┌─ Record excerpts

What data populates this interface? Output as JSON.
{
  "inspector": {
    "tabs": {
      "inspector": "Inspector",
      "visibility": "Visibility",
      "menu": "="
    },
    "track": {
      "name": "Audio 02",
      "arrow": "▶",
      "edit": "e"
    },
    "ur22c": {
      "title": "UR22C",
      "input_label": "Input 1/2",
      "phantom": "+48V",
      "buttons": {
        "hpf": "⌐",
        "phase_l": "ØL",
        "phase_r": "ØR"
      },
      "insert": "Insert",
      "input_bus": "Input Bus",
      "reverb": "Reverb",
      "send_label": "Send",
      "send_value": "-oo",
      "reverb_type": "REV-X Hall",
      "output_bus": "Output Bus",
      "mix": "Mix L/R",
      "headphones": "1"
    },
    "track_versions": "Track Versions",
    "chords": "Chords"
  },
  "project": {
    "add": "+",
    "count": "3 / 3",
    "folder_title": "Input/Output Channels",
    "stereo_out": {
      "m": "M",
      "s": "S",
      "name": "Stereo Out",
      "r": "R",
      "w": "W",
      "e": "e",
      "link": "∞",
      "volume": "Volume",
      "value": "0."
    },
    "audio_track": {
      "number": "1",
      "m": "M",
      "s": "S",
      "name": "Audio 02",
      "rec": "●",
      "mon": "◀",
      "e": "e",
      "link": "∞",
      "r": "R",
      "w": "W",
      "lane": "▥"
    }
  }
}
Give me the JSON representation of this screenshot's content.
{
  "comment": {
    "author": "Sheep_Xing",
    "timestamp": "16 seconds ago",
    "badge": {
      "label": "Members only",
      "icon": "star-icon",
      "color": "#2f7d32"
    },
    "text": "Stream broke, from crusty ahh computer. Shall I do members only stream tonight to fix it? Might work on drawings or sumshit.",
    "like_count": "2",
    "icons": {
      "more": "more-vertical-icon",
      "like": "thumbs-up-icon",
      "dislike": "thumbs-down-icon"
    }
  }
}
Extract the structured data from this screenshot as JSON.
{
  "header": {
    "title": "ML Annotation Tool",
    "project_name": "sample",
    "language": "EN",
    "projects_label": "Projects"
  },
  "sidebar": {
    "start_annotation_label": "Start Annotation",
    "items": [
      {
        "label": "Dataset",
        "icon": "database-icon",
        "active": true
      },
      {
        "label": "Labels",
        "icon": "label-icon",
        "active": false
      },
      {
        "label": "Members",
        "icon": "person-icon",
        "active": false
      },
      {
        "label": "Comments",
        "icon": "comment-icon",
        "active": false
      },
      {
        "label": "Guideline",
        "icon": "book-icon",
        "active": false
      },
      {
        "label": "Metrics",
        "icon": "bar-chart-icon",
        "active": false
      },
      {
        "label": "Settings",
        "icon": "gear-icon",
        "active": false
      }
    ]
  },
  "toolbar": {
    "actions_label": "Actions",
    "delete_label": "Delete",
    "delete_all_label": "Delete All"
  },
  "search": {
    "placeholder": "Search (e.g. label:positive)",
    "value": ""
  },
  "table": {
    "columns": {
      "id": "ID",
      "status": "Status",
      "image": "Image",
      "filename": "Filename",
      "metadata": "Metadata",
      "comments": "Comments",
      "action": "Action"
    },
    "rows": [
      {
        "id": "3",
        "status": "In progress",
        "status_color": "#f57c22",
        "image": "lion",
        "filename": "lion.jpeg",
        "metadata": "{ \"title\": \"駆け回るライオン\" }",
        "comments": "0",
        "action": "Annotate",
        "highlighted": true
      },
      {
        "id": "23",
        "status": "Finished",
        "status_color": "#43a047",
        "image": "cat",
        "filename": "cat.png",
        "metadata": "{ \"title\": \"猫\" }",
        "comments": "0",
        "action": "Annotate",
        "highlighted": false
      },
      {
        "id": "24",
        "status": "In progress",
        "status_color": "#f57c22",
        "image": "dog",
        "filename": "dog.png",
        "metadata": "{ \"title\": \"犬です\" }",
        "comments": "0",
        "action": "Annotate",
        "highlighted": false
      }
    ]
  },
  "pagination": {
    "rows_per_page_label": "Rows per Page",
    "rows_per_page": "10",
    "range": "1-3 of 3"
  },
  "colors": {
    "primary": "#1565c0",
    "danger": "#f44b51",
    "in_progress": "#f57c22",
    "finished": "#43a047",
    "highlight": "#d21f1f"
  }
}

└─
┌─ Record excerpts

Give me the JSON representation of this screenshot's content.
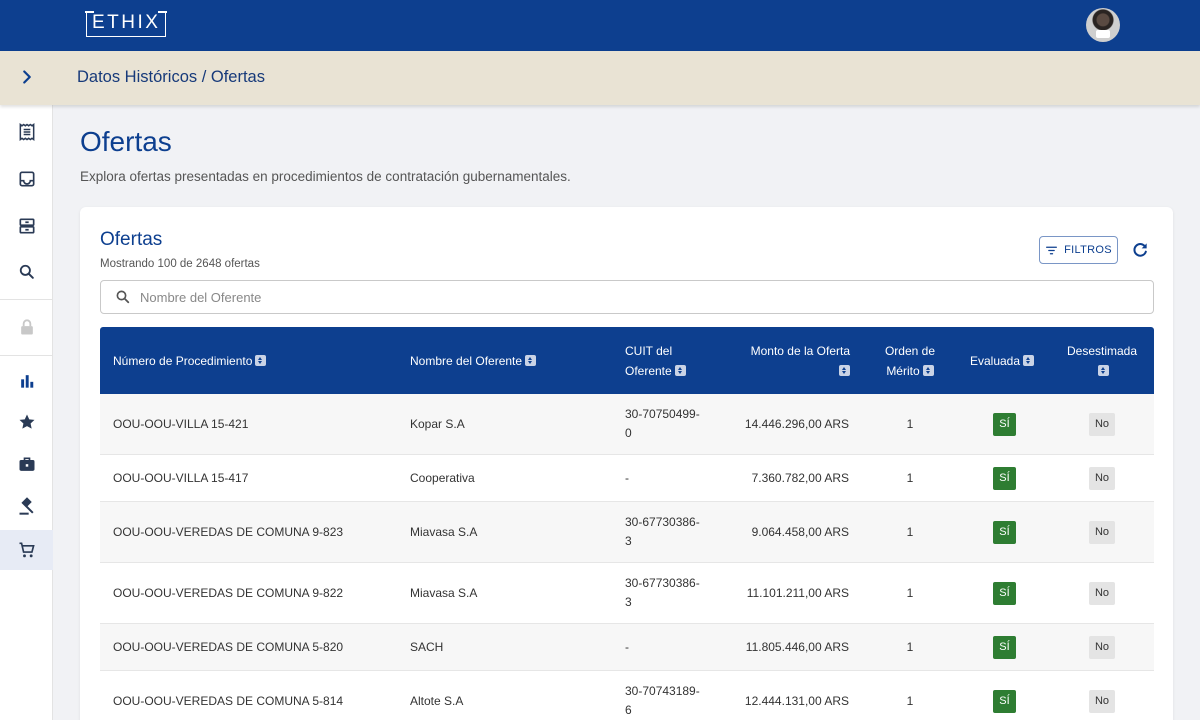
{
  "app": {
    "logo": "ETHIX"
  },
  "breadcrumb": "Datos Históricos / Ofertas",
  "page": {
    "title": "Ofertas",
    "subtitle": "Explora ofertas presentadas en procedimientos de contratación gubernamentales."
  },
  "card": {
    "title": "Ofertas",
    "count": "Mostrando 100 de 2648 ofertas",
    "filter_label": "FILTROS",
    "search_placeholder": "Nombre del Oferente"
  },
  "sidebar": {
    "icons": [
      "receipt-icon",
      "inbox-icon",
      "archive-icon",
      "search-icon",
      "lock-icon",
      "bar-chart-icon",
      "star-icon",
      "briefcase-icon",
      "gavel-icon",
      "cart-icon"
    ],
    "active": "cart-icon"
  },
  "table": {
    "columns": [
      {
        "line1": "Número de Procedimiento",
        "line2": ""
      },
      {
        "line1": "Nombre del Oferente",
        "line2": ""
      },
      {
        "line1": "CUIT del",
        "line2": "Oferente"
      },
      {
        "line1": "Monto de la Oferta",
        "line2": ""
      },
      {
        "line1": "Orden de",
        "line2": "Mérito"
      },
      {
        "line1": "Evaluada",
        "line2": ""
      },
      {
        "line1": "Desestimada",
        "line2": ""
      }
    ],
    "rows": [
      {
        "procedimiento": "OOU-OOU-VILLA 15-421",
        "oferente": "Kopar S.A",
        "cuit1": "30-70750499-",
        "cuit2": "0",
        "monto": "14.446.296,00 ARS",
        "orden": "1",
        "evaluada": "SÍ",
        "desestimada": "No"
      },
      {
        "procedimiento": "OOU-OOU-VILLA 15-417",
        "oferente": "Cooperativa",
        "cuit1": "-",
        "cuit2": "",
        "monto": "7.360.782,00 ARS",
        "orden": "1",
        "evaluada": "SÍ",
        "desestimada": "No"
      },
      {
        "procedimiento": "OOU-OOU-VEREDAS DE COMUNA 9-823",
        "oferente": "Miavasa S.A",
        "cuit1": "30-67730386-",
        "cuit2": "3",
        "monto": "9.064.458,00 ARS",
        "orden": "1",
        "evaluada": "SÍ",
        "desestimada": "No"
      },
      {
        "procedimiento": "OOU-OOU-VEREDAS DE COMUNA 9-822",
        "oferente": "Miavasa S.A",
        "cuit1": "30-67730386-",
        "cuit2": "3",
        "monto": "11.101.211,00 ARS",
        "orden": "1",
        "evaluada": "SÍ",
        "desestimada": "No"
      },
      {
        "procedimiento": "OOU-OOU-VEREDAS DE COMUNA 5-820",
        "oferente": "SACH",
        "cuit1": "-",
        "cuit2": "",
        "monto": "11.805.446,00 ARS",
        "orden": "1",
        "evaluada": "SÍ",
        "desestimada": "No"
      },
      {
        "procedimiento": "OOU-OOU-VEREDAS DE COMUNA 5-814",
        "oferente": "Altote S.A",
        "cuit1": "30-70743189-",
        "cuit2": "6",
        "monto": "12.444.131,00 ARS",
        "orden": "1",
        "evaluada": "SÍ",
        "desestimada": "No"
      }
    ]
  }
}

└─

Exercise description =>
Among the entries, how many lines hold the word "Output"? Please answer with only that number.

The answer =>
3